Last week, a good five days before the Test, BCCI’s veteran pitch curator Dhiraj Parsana sat beyond the boundary ropes, sheltered from the harsh noon sun by the shade of the towering pavilion block. For years, he has been in charge of the Motera track in neighbouring Ahmedabad. He isn’t new to Rajkot, it’s his birthplace. Now, it’s where he prepared the pitch for the city’s first Test.
An affable man, he is not known to toe the line.

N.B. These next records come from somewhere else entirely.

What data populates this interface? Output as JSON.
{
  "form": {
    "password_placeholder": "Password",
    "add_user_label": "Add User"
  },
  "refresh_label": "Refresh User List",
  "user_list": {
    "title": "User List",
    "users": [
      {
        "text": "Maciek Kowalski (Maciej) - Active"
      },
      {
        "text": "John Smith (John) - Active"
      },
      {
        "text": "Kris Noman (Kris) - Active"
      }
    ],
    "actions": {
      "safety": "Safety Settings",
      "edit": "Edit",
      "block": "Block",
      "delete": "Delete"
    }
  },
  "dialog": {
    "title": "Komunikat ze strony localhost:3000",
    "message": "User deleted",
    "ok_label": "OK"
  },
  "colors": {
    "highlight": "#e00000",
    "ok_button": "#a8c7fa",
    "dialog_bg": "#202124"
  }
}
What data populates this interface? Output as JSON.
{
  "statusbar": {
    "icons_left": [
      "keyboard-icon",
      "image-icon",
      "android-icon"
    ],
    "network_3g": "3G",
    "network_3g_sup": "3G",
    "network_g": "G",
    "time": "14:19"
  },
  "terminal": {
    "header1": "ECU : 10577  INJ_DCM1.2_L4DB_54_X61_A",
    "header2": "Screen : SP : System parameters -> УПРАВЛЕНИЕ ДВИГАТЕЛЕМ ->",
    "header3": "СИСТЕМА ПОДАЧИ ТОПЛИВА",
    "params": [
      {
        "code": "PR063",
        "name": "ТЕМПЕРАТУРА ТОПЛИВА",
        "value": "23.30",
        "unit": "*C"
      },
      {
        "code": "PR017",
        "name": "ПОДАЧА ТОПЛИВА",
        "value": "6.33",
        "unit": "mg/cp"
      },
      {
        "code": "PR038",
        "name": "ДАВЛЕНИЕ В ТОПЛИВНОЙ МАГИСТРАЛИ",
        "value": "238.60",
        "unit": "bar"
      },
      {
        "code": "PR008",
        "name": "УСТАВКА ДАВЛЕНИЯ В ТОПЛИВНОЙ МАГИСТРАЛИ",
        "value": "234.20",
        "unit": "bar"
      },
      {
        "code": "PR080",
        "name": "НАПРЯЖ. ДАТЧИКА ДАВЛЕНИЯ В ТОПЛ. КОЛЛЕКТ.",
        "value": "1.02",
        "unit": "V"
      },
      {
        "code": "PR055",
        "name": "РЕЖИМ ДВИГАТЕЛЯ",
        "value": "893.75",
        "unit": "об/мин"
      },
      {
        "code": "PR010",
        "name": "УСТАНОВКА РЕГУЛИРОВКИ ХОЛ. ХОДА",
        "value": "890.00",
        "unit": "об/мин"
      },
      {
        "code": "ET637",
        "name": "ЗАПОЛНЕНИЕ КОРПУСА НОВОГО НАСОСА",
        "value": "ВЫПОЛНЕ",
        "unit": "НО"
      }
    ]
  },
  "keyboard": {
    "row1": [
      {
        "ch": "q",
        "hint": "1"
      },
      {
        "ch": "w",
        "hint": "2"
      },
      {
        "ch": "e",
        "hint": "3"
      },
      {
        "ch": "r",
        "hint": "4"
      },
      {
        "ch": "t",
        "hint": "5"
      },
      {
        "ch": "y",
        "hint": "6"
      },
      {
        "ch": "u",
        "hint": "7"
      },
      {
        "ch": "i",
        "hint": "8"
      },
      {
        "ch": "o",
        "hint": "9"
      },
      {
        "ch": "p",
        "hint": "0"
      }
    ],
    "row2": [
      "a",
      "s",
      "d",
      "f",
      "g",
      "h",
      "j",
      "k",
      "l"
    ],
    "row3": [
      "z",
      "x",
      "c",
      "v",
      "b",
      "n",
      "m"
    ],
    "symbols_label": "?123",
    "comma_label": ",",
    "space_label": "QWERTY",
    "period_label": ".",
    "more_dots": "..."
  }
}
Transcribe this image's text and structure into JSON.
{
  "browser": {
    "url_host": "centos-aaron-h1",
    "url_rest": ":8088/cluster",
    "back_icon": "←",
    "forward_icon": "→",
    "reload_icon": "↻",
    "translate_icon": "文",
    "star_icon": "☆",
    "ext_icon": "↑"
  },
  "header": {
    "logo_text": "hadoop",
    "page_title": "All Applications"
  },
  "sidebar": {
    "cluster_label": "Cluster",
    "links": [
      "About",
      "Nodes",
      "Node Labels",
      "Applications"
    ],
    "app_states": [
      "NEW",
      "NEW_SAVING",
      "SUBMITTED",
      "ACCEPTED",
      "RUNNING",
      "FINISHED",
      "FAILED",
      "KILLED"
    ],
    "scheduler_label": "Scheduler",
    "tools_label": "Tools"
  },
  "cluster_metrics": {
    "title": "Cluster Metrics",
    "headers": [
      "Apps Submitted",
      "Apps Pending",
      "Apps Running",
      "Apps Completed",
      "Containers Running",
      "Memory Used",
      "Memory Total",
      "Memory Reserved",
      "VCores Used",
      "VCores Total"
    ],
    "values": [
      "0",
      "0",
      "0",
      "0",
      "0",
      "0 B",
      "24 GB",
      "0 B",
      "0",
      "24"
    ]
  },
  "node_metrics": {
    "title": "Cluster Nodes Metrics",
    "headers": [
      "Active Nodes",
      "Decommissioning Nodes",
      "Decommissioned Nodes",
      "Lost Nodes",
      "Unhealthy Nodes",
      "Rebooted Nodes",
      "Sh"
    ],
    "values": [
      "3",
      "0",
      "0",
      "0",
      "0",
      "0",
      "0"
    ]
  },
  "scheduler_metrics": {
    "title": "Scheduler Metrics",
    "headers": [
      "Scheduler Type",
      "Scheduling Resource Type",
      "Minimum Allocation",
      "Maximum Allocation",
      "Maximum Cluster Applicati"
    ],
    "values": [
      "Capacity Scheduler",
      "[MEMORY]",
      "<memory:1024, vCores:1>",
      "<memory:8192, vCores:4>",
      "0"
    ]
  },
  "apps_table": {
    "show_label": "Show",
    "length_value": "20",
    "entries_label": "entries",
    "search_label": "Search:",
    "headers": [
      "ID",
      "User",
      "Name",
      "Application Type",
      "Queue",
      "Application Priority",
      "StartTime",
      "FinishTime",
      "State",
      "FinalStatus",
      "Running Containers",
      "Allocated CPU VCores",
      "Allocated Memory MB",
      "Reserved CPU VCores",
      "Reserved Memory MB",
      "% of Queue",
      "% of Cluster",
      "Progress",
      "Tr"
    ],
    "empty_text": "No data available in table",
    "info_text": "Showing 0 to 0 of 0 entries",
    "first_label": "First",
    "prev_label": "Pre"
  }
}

In the past, he has had differences of opinion with Indian captains about the interpretation of the phrase ‘home advantage’. In his long career, the no-nonsense man has disagreed with skippers — Sourav Ganguly for one, Anil Kumble, the present coach, is another.
This was a special occasion for the 68-year-old. He was chuffed about the local association’s plans to felicitate him on the first day of the Test. Before the players stepped on to the pitch he had prepared, Parsana was to get a shawl and a sparkling memento. A ’70s star around here, the all-rounder played for Saurashtra and India. When asked about the nature of the surface he had prepared for this ‘special’ game, Parsana wasn’t giving away much. Later during the conversation, he did drop a hint. “I am almost 70 now, I don’t want to go to sleep at night with the guilt of preparing a dubious track,” he said.

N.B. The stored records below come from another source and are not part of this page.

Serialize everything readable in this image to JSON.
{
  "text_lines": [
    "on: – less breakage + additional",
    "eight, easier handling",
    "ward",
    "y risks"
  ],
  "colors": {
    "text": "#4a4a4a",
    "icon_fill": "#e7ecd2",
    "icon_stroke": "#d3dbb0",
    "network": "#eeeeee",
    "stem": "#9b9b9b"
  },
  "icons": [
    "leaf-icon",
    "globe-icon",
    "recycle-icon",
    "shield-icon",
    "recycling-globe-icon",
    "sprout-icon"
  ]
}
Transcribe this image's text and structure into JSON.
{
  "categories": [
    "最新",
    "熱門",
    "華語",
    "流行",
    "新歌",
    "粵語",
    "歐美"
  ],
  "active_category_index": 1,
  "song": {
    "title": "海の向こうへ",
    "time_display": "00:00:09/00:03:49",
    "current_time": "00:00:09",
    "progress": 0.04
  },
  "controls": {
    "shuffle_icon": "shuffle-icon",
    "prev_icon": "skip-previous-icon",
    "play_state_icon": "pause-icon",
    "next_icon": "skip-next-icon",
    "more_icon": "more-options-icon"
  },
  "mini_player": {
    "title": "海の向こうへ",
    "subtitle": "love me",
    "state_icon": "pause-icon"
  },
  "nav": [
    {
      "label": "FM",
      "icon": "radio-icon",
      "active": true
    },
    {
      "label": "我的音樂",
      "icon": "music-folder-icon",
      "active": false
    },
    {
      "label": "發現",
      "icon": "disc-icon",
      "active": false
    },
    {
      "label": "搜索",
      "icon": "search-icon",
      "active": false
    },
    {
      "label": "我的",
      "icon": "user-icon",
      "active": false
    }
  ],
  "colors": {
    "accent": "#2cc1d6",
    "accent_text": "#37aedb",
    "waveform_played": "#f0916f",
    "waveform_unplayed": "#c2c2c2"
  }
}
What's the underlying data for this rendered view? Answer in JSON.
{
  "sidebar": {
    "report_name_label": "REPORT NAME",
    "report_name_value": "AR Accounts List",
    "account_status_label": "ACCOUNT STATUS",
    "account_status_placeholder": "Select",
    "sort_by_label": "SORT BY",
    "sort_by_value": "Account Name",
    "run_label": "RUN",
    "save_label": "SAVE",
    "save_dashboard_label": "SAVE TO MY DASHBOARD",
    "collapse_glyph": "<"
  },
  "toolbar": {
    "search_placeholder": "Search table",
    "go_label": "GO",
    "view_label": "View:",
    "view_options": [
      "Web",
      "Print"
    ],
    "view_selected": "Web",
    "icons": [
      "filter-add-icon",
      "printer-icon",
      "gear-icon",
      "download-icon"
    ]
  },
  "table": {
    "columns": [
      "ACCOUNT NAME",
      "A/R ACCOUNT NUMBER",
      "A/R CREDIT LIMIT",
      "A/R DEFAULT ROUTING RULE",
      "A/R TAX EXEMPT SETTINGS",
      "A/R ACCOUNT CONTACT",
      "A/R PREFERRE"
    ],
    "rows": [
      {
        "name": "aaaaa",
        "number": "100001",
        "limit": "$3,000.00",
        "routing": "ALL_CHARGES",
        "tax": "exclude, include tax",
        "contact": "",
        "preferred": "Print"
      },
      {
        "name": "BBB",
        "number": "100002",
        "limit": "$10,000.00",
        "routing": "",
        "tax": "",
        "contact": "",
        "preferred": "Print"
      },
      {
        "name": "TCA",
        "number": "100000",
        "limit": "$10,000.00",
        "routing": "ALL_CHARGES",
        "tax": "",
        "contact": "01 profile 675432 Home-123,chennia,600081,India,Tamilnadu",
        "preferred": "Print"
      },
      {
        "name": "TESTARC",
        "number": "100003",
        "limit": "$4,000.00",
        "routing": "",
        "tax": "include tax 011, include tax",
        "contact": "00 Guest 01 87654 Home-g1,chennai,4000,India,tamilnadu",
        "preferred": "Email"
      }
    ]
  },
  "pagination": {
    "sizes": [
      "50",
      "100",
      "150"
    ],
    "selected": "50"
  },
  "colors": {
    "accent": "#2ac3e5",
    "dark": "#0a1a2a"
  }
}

The Test is over, Parsana can sleep peacefully. The pitch had also been asleep for most of the Test. For the last couple of days, there was slow turn, with the odd ball keeping low or suddenly climbing up. A couple of Indian batsmen got out to balls that kept low. In the last hour, there were times when India seemed on the back foot, struggling to eke out a draw.
Kohli wasn’t complaining. Though he did say that he didn’t expect the early greenish tinge on the pitch. “I was quite surprised to see that much grass, to be honest. It should not have been the case,” he said. He also dropped hints that there was no devil in the track even when he was batting in the final moments of the Test.
“Sometimes, the situation becomes such that even on flat wickets, you tend to make mistakes. I spent decent time out there and it is because we lost four-five wickets that it looks like it’s going to rip through from a good-length area. That was not the case. The wicket was pretty decent throughout the game,” he said.
Six tons, 1200-plus runs
In years to come, even if someone takes a look at the scoreboard, it would be easy to guess the nature of this surface. Six centuries, 1,200 plus runs. This certainly wasn’t the kind of track that saw Saurashtra’s left-arm spinner Ravindra Jadeja take 38 wickets from four games in this town last year (albeit at two venues, SCA Stadium and Madhavrao Scindia Ground), with most of those Ranji Trophy matches not going the distance. Here Jadeja, after bowling 45 overs, got just three wickets. The Indian spinners would have certainly liked a more spin-friendly surface.
A true surface has never been to Jadeja’s liking. Over the last one year, the ‘flat and fast’ left-armer has been very effective with the new ball. On his home ground, in the Ranji Trophy, he is unplayable with the shinning cherry. The left-arm spinner banks on the roughs on the surface to get his wickets. The reason Jadeja is deadly with the new ball is because he is unpredictable. It is said that at times even Jadeja doesn’t know which way his ball will turn since it’s the cracks that decide the direction of the deliveries.
Speaking after Day 3, Jadeja had said that the position of the cracks on the surface were not to his liking. They were on the two sides of the stumps. “The middle portion has remained the same. Yesterday and today, the fast bowlers had some help but over the next few days the wicket will become slower,” he had said. During the New Zealand series, Jadeja bowled stump-to-stump and got wickets. Here on an unresponsive and true track, he wasn’t getting the same purchase.
On the other hand, as Alastair Cook said, the English spinners are better bowlers on flat tracks. It feels like home to them. In England, the tracks are green and get less abrasive, so the slow bowlers have to work harder for wickets.
“A brilliant performance all-round, especially our three spinners who came in for criticism on turning wickets. On a flatter wicket, they bowled a lot better. Great to have Saqqy (Saqlain Mushtaq) here. Made a big difference to those guys,” he said.
England off-spinner Moeen Ali had called the pitch a ‘belter’ after the second day’s play. Cook, after the drawn Test, said, “It was a cracking pitch”. Not many visiting players use these words to describe the dustbowls they get.
So did the Indians get what they wanted, or what they expected? That will never be clear. Who has the final say in deciding the nature of the pitch has always been a mystery.
Some clues may help. Before the Test, the Saurashtra Cricket Association members had expressed a desire for the ‘special’ Test to go the distance. They expected the weekend crowd to make the game memorable. Saurashtra Cricket Association secretary Niranjan Shah said, “Test matches need to be a five-day affair.”
Before play commenced on the final day, all three results were possible. Even till the final hour, there were a couple of possibilities. That’s the reason there have been no complaints. But there will always be one question: did the local sentiment negate India’s home advantage?